The age-sex and morbidity profile of the practice is unusual. There are very low levels of many of the chronic diseases incentivised by the national QOF. For that reason a practice specific QOF was developed, focusing on areas such as mental health, sexual health and substance misuse. Points from clinical domains in which the practice had very few patients are transferred to targets in these more relevant areas. This has encouraged us to improve quality of care for our patients, rather than penalising us financially for registering these unusual groups. Our contract also allows 15-minute appointments, recognising the increased complexity of our caseload and the extra time needed when using interpreting services.

We have been able to develop innovative services responding to the particular needs of our patients, such as on-site HIV testing and providing easy access to counselling for victims of sexual violence. We have also had the capacity to provide medical input for refugees arriving in Bradford through the Gateway Protection Programme. This is a scheme run by UKBA in partnership with the UNHCR to resettle some of the world’s most vulnerable and deprived refugees. This has included groups of Iraqis from camps in Syria, Burmese Rohingyans from camps in Bangladesh, Somalis from camps in Kenya and Congolese from camps in Tanzania. All this relieves strain on already overworked mainstream city practices.

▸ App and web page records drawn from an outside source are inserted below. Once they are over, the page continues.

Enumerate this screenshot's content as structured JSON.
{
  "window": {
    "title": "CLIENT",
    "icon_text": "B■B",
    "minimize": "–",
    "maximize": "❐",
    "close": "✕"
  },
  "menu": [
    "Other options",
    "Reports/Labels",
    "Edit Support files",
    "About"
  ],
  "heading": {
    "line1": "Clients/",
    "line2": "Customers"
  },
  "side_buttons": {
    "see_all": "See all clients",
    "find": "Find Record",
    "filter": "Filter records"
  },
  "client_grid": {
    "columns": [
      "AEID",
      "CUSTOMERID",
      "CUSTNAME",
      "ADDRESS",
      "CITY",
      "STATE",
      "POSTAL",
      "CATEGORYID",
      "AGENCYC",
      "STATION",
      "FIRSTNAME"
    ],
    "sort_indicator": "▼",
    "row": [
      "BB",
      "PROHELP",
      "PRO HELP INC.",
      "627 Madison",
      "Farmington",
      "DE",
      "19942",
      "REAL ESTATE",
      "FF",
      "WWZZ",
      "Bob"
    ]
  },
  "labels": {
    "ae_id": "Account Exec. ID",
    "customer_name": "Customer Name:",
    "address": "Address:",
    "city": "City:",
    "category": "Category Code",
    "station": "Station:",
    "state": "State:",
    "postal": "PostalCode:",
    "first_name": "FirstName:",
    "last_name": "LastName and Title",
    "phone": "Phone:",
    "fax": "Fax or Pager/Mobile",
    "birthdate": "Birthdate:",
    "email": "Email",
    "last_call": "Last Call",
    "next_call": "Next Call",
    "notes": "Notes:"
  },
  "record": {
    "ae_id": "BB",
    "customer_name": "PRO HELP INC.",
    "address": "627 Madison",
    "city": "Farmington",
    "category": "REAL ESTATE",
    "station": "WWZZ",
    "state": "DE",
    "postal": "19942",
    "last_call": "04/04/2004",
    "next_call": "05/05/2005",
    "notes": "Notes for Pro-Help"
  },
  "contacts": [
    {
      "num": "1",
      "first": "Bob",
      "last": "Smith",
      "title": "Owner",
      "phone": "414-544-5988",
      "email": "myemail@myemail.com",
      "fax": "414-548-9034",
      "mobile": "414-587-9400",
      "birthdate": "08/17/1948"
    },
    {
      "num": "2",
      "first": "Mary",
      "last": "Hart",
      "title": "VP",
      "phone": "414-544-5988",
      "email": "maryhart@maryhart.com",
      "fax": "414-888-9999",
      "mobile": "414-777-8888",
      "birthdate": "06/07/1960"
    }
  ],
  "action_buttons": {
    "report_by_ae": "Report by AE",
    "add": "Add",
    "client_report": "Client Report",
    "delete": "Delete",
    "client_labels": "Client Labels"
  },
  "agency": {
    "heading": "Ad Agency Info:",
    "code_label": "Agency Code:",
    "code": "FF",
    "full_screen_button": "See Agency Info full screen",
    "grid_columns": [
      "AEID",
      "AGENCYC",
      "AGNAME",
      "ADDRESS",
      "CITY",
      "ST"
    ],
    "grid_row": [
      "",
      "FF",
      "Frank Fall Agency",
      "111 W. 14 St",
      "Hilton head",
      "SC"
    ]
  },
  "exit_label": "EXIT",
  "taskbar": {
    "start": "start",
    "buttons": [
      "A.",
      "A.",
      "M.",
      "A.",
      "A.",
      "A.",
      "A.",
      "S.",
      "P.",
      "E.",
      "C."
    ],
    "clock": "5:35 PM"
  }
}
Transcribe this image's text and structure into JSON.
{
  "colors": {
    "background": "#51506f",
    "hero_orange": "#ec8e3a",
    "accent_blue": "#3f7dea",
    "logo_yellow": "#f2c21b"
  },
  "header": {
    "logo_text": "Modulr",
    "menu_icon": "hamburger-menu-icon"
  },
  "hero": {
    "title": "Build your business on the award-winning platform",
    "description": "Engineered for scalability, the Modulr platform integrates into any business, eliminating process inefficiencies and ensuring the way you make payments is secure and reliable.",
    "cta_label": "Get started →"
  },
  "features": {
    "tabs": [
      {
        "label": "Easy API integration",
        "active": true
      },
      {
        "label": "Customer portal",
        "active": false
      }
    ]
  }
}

It’s not down to us

I don’t believe that tightening the rules about eligibility for NHS care will reduce the difficulties caused for GPs by migration. Inevitably stricter rules will lead to more trouble for people at the sharp end, such as receptionists. The BMA’s view is that GPs shouldn’t be forced into making decisions about eligibility. I fully support that. We also need to think about the effect that even tighter rules will have on the health of many vulnerable migrants living in poverty or destitution. It’s a complex issue, not one that will be resolved by superficial political soundbites.

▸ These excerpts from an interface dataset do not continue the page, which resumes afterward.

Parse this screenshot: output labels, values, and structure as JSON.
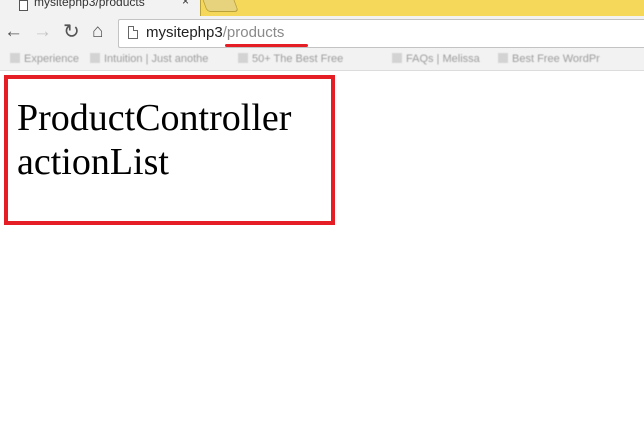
{
  "browser": {
    "tab": {
      "title": "mysitephp3/products",
      "close_glyph": "×"
    },
    "toolbar": {
      "back_icon": "back-arrow-icon",
      "forward_icon": "forward-arrow-icon",
      "reload_icon": "reload-icon",
      "home_icon": "home-icon"
    },
    "address_bar": {
      "host": "mysitephp3",
      "path": "/products"
    },
    "bookmarks": [
      {
        "label": "Experience"
      },
      {
        "label": "Intuition | Just anothe"
      },
      {
        "label": "50+ The Best Free"
      },
      {
        "label": "FAQs | Melissa"
      },
      {
        "label": "Best Free WordPr"
      }
    ]
  },
  "page": {
    "lines": [
      "ProductController",
      "actionList"
    ]
  },
  "colors": {
    "tabstrip": "#f5d85a",
    "annotation_red": "#e51e25",
    "url_path_gray": "#8a8a8a"
  }
}
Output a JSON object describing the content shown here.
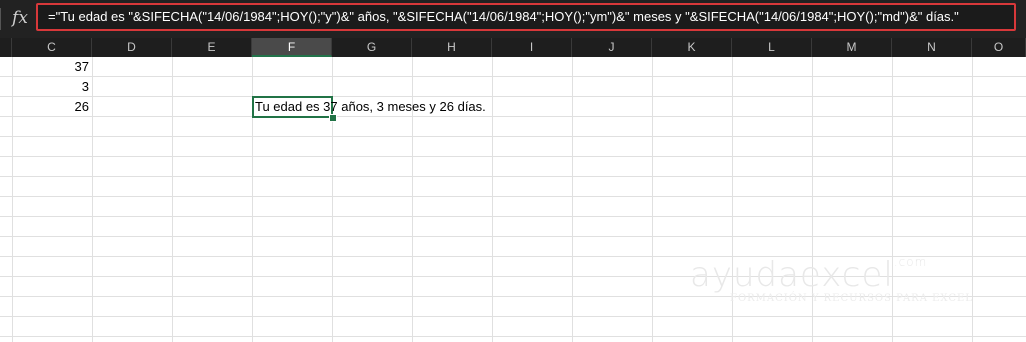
{
  "formula_bar": {
    "fx_label": "fx",
    "formula": "=\"Tu edad es \"&SIFECHA(\"14/06/1984\";HOY();\"y\")&\" años, \"&SIFECHA(\"14/06/1984\";HOY();\"ym\")&\" meses y \"&SIFECHA(\"14/06/1984\";HOY();\"md\")&\" días.\""
  },
  "columns": [
    "C",
    "D",
    "E",
    "F",
    "G",
    "H",
    "I",
    "J",
    "K",
    "L",
    "M",
    "N",
    "O"
  ],
  "active_column": "F",
  "cells": {
    "c1": "37",
    "c2": "3",
    "c3": "26",
    "f3": "Tu edad es 37 años, 3 meses y 26 días."
  },
  "watermark": {
    "main": "ayudaexcel",
    "domain": ".com",
    "tagline": "FORMACIÓN Y RECURSOS PARA EXCEL"
  },
  "colors": {
    "highlight_border": "#d8383a",
    "selection": "#217346"
  }
}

Our model is a specialist one that ‘mops up’ problems that neighbouring practices find it hard to cope with. Doctors are compassionate by vocation but I know local GPs in Bradford have at times felt overwhelmed by the needs of migrants, especially some of the unanticipated waves of migration from the EU. Our own situation at the practice is not without its difficulties. Like many GPs we are grappling with increasing demand, high A&E usage and hospital appointment DNA rates. We will also face huge risk when our contract comes up for renewal in 2016.

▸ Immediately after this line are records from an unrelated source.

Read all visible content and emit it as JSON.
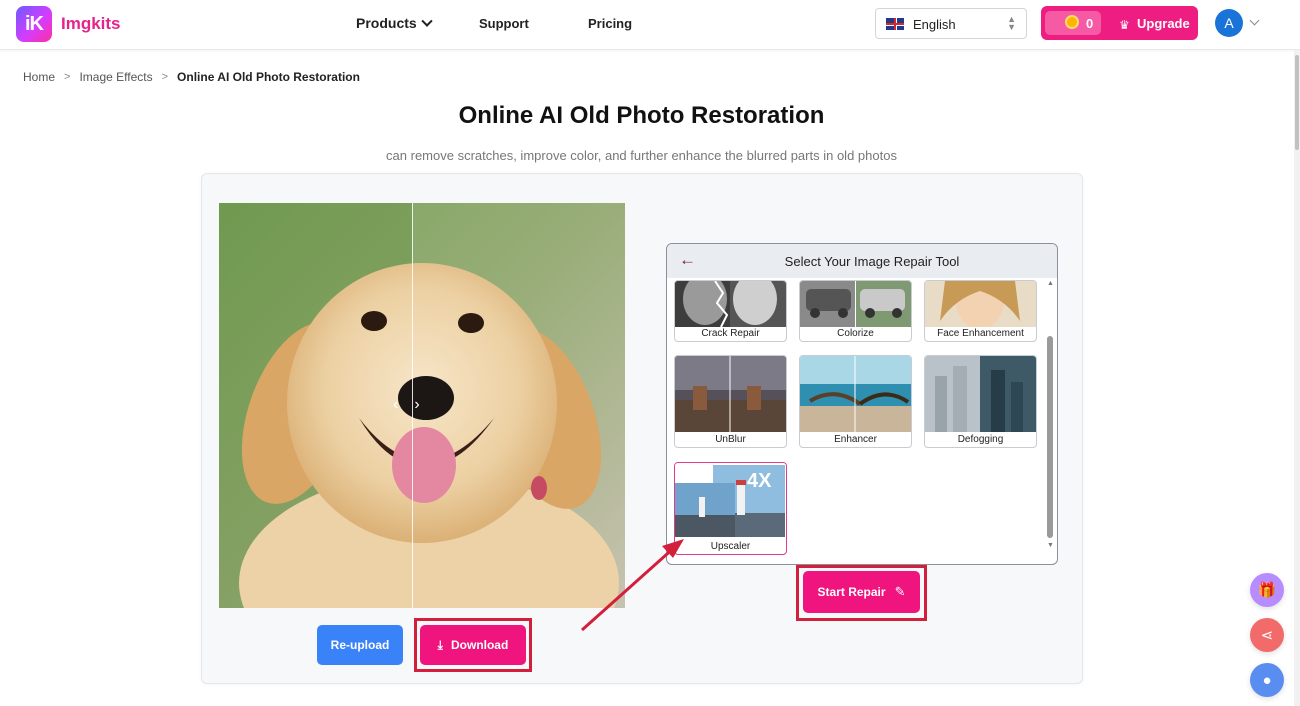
{
  "header": {
    "logo_text": "iK",
    "brand": "Imgkits",
    "nav": [
      {
        "label": "Products",
        "icon": "chevron-down-icon"
      },
      {
        "label": "Support"
      },
      {
        "label": "Pricing"
      }
    ],
    "language": {
      "selected": "English",
      "flag": "uk-flag-icon"
    },
    "credits": "0",
    "upgrade_label": "Upgrade",
    "avatar_initial": "A"
  },
  "breadcrumb": [
    "Home",
    "Image Effects",
    "Online AI Old Photo Restoration"
  ],
  "page": {
    "title": "Online AI Old Photo Restoration",
    "subtitle": "can remove scratches, improve color, and further enhance the blurred parts in old photos"
  },
  "preview": {
    "reupload_label": "Re-upload",
    "download_label": "Download"
  },
  "tools": {
    "title": "Select Your Image Repair Tool",
    "items": [
      {
        "label": "Crack Repair"
      },
      {
        "label": "Colorize"
      },
      {
        "label": "Face Enhancement"
      },
      {
        "label": "UnBlur"
      },
      {
        "label": "Enhancer"
      },
      {
        "label": "Defogging"
      },
      {
        "label": "Upscaler",
        "badge": "4X",
        "selected": true
      }
    ],
    "start_label": "Start Repair"
  },
  "colors": {
    "accent": "#ee1d82",
    "brand": "#e6238a",
    "reupload": "#3a82f7",
    "highlight_frame": "#d21f3c"
  }
}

However our experience has shown that with personal commitment alongside proper strategic planning and investment, it is possible to mount an organised and effective response to the specialist health problems posed by homelessness, migration and the need for asylum. The PMS model was key to the development of Bevan Healthcare – I still believe in the power of developing unique local solutions to local problems, but I know we were lucky to get access to sources of funding when we set the practice up.  

As doctors it is our responsibility to show compassion and provide the best medical care possible for those most in need. But without planning, funding, support and training there is a risk that clinicians become overwhelmed and demoralised and that care for the most vulnerable ends up haphazard and of poor quality. We need to make care for all vulnerable migrants a commissioning priority as a key part of wider strategy on health inequality.

Dr Les Goldman is the chair and acting medical director of Bevan Healthcare CIC, and a GP in Bradford.